Ah, everything is symbol and analogy!
The wind that passes, the night that cools
Are other things yonder the night and the wind –
Shadows of life and thought.

Everything we see is another thing. 
The vast tide, the eager tide, 
It is the echo of another tide that is 
Where is real the world which is. 

All we have is oblivion. 
The cold night, the fleeting wind 
Are shadows of hands whose gestures are 
The ‘mother-illusion’ of this illusion.

In his article "Fernando Pessoa’s Fausto and the concept of Subjective Tragedy", he adds the following statement in his analysis of the poem:
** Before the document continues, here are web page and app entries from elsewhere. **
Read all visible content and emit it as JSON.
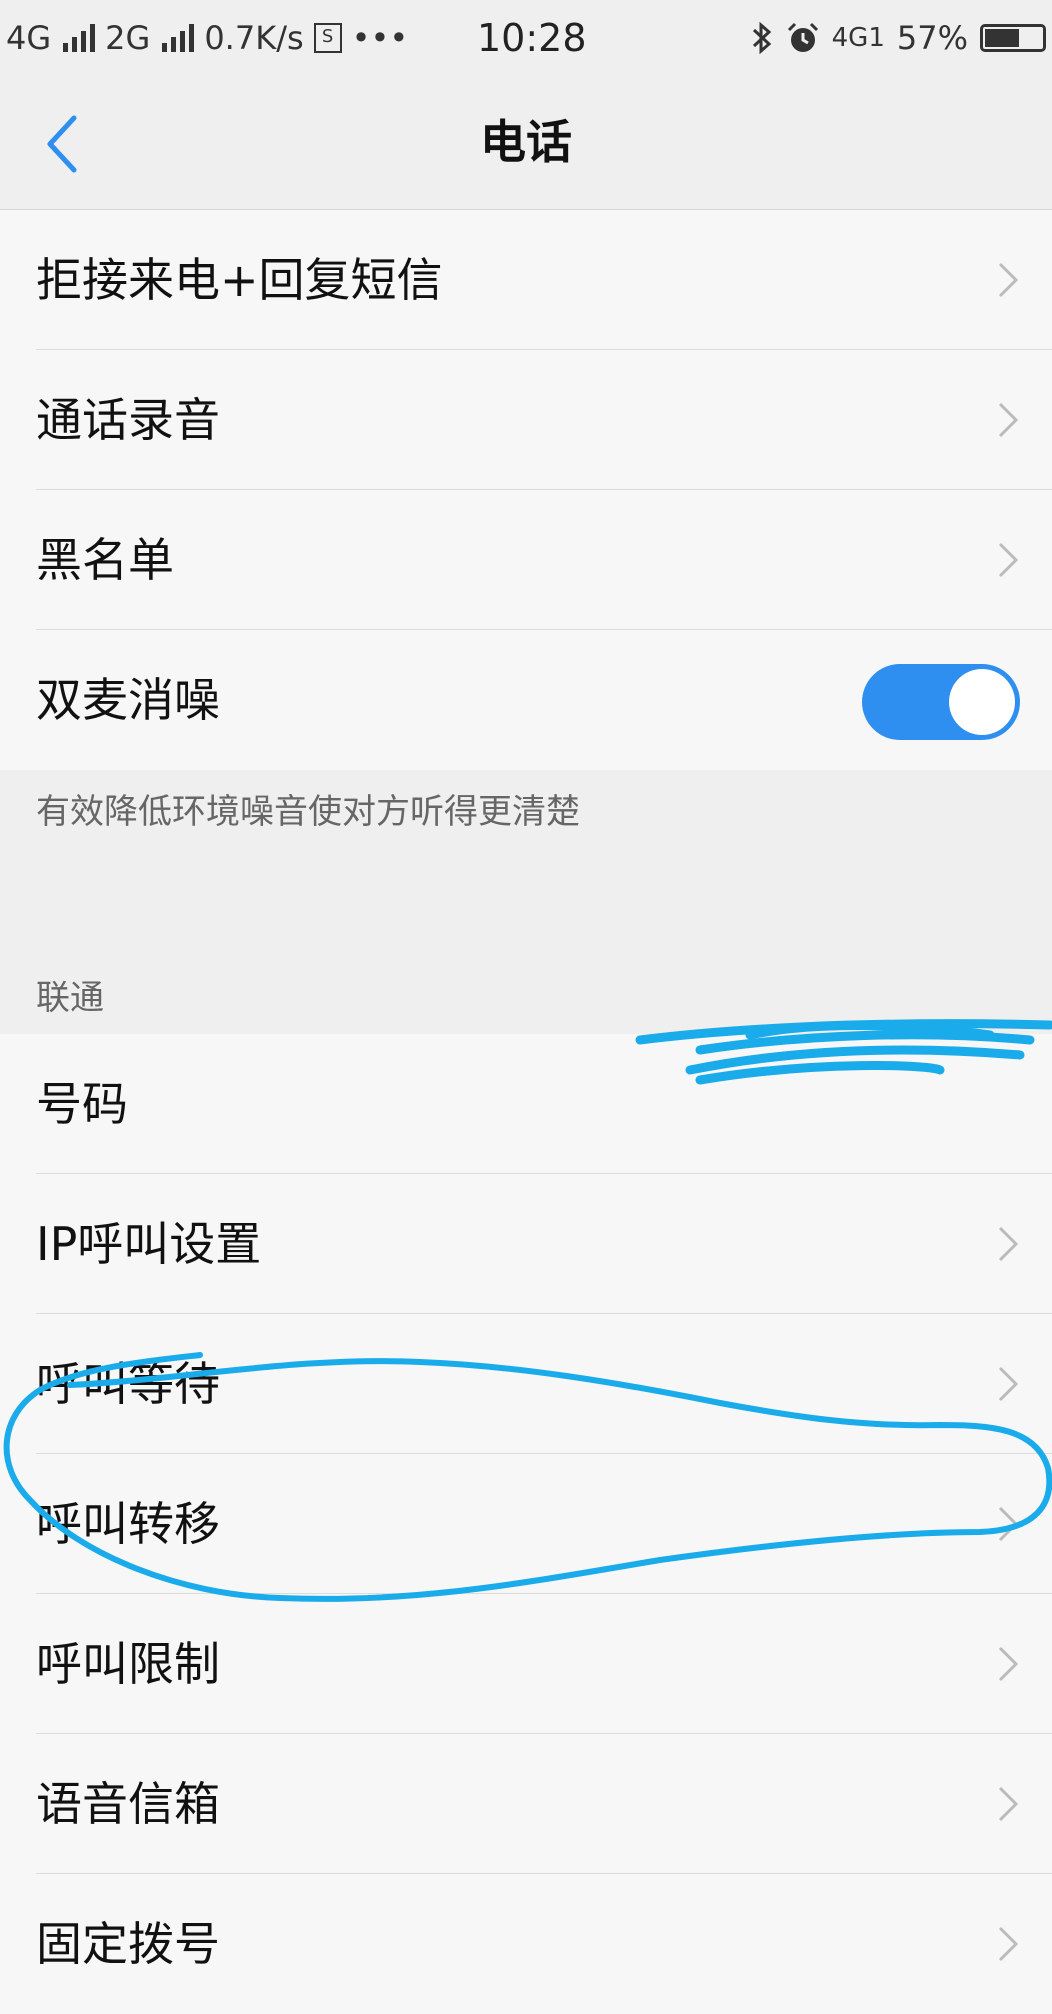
{
  "status_bar": {
    "network1": "4G",
    "network2": "2G",
    "speed": "0.7K/s",
    "sim_badge": "S",
    "dots": "•••",
    "time": "10:28",
    "lte": "4G1",
    "battery": "57%"
  },
  "header": {
    "title": "电话",
    "back_icon": "chevron-left-icon"
  },
  "settings": {
    "reject_sms": "拒接来电+回复短信",
    "call_recording": "通话录音",
    "blacklist": "黑名单",
    "dual_mic": "双麦消噪",
    "dual_mic_enabled": true,
    "dual_mic_desc": "有效降低环境噪音使对方听得更清楚"
  },
  "carrier": {
    "name": "联通",
    "number_label": "号码",
    "number_value": "",
    "items": {
      "ip_call": "IP呼叫设置",
      "call_waiting": "呼叫等待",
      "call_forwarding": "呼叫转移",
      "call_barring": "呼叫限制",
      "voicemail": "语音信箱",
      "fixed_dialing": "固定拨号"
    }
  },
  "colors": {
    "accent": "#2f8ff0",
    "annotation": "#1aabea"
  }
}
We have seen that the sensation has two symmetrical elements, ‘the sensation of the outside world’ and ‘the abstract phenomenon of consciousness’. These elements define two directions or dimensions of feeling: on one hand, the object and the objective sensations, on the other, the subjective state and subjective associations linked to that object. In sum, the outer face and the inner face of sensation. Between these two poles, and from them, art must produce another type of sensation, ‘abstract sensation’ (Gil, 1987, p .43, added)

We know Luis Vicente. We enjoyed and reviewed many of his recent works in various bands and ensembles. This solo performance was recorded Live on 17th November 2017 at Convento de Santa Clara a Nova as part of Anozero - Bienal de Arte Contemporânea de Coimbra, a wonderful place to give a solo concert. 
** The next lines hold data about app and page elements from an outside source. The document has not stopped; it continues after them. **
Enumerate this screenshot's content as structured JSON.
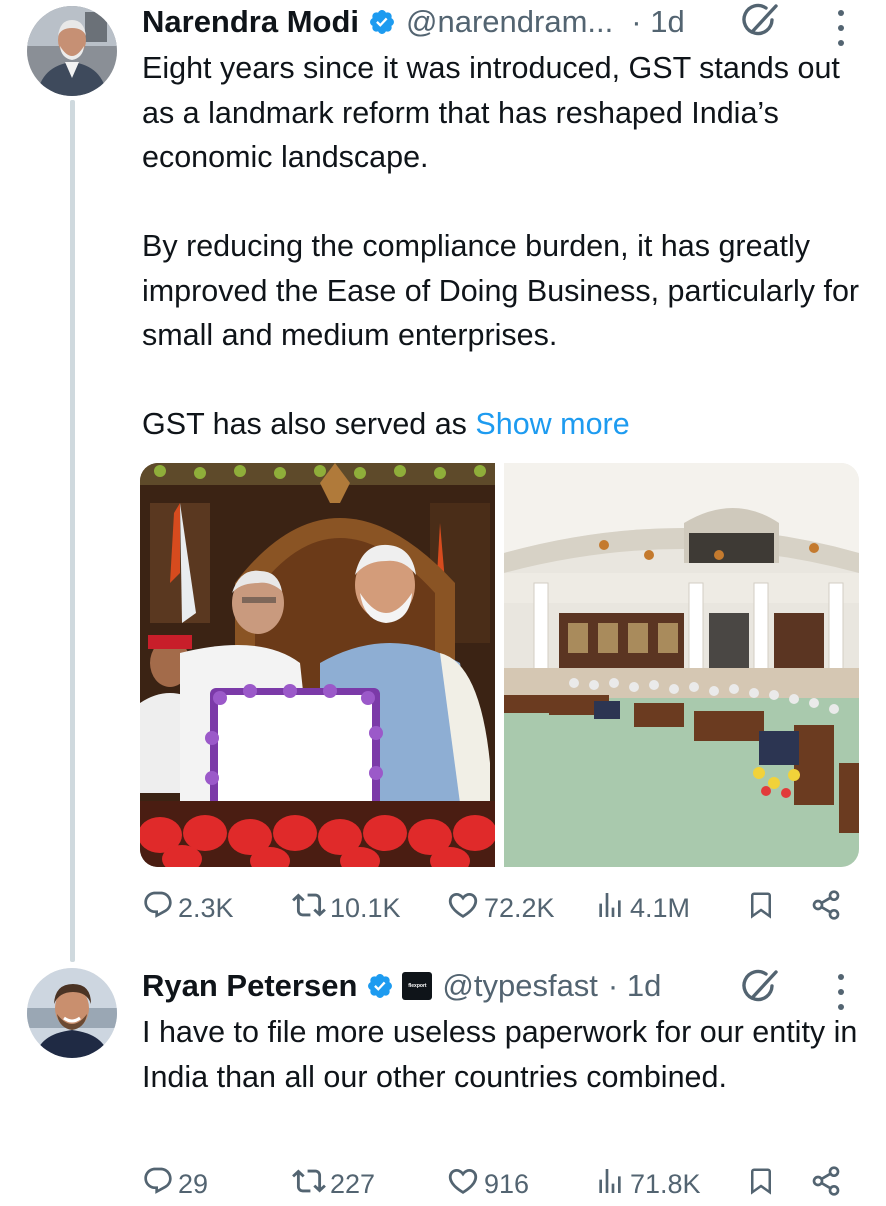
{
  "tweet1": {
    "author_name": "Narendra Modi",
    "handle": "@narendram...",
    "time": "· 1d",
    "paragraphs": [
      "Eight years since it was introduced, GST stands out as a landmark reform that has reshaped India’s economic landscape.",
      "By reducing the compliance burden, it has greatly improved the Ease of Doing Business, particularly for small and medium enterprises."
    ],
    "truncated_text": "GST has also served as ",
    "show_more": "Show more",
    "stats": {
      "replies": "2.3K",
      "reposts": "10.1K",
      "likes": "72.2K",
      "views": "4.1M"
    }
  },
  "tweet2": {
    "author_name": "Ryan Petersen",
    "affiliate_badge": "flexport",
    "handle": "@typesfast",
    "time": "· 1d",
    "text": "I have to file more useless paperwork for our entity in India than all our other countries combined.",
    "stats": {
      "replies": "29",
      "reposts": "227",
      "likes": "916",
      "views": "71.8K"
    }
  },
  "colors": {
    "accent": "#1d9bf0",
    "muted": "#536471",
    "text": "#0f1419",
    "thread_line": "#cfd9de"
  },
  "icons": [
    "verified-badge-icon",
    "grok-icon",
    "more-options-icon",
    "reply-icon",
    "repost-icon",
    "like-icon",
    "views-icon",
    "bookmark-icon",
    "share-icon"
  ]
}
His music offers the same sentiment that reality is flowing like sand between our fingers. His trumpet sounds oscillate between the stretched solitary sound of a fog horn over a sea at night, and the short suppressed sonic bursts of emotions struggling to get transformed into meaning. The whole ambiguity of the poem is to be found in the music. The sound is just the sound, a sign, a metaphor, an analogy, a symbol of deeper layers of reality, of a more subjective inner reality that the objective reality of the sound can only refer to. At the same time the lone trumpet resonates and echoes in the open space of the monastery, sounds bouncing back against hard walls, with the musician listening back in an unexpected dialogue. 

The title - Maré - specifically refers to these three lines: 

A maré vasta, a maré ansiosa, 
É o eco de outra maré que está 
Onde é real o mundo que há.

The sweeping tide, the raging tide, 
Is the echo of another tide that flows 
Where the world is really real.

I am not sure whether the concept of using the poem preceded the concert, or whether it was later selected because it matched with the mood, but you can feel this mood in the music. It creates the imagery, the scenery of empty space, the sea with all its vastness and turbulence and the uncertainty and sadness of sailors who do not return home. The deeper reality however is the one that makes us feel all the same when hearing the sounds: the sadness, the solitude, the melancholy, the beauty. It is abstract in its reductive simplicity. It is concrete is the physical aspect of emotions turned into sound. It is pure and authentic throughout. 

Luis Vicente is a master. His technique is as astonishing as his musical vision. His tone is one of exaltation, of refined pain and sentiment. He can go to sustained high pitches, waiting for the walls to answer back, with improvisational lyricism full of variation and carefully crafted tension. 

While the trumpet cherishes the open space and fills it completely, voluminous and with a grand and majestic presence, it is equally intimate, personal, small and human. And this may be the most powerful aspect in this musical narrative, with its shifting sonorities reflecting as many contrasting emotions "where the world is really real", where 'abstract sensations' exist.

If any reference is needed, the masterpiece of Nassim Maalouf - "Improvisations Orientales" - comes to mind, and that says a lot. 

Don't miss this album. 

Listen and download from Bandcamp


Allan said...

Nice review as always Stef.
I'm eagerly awaiting the CD I ordered direct from cipsela records a couple of days ago.
The Nassim Maalouf album is really beautiful and is well worth seeking out.

Rui António said...

Just a little correction, it is Fernando Pessoa, not Hernando.
Great review as always.

Stef said...

Thanks Rui! Typo corrected.

Irina Arechvo said...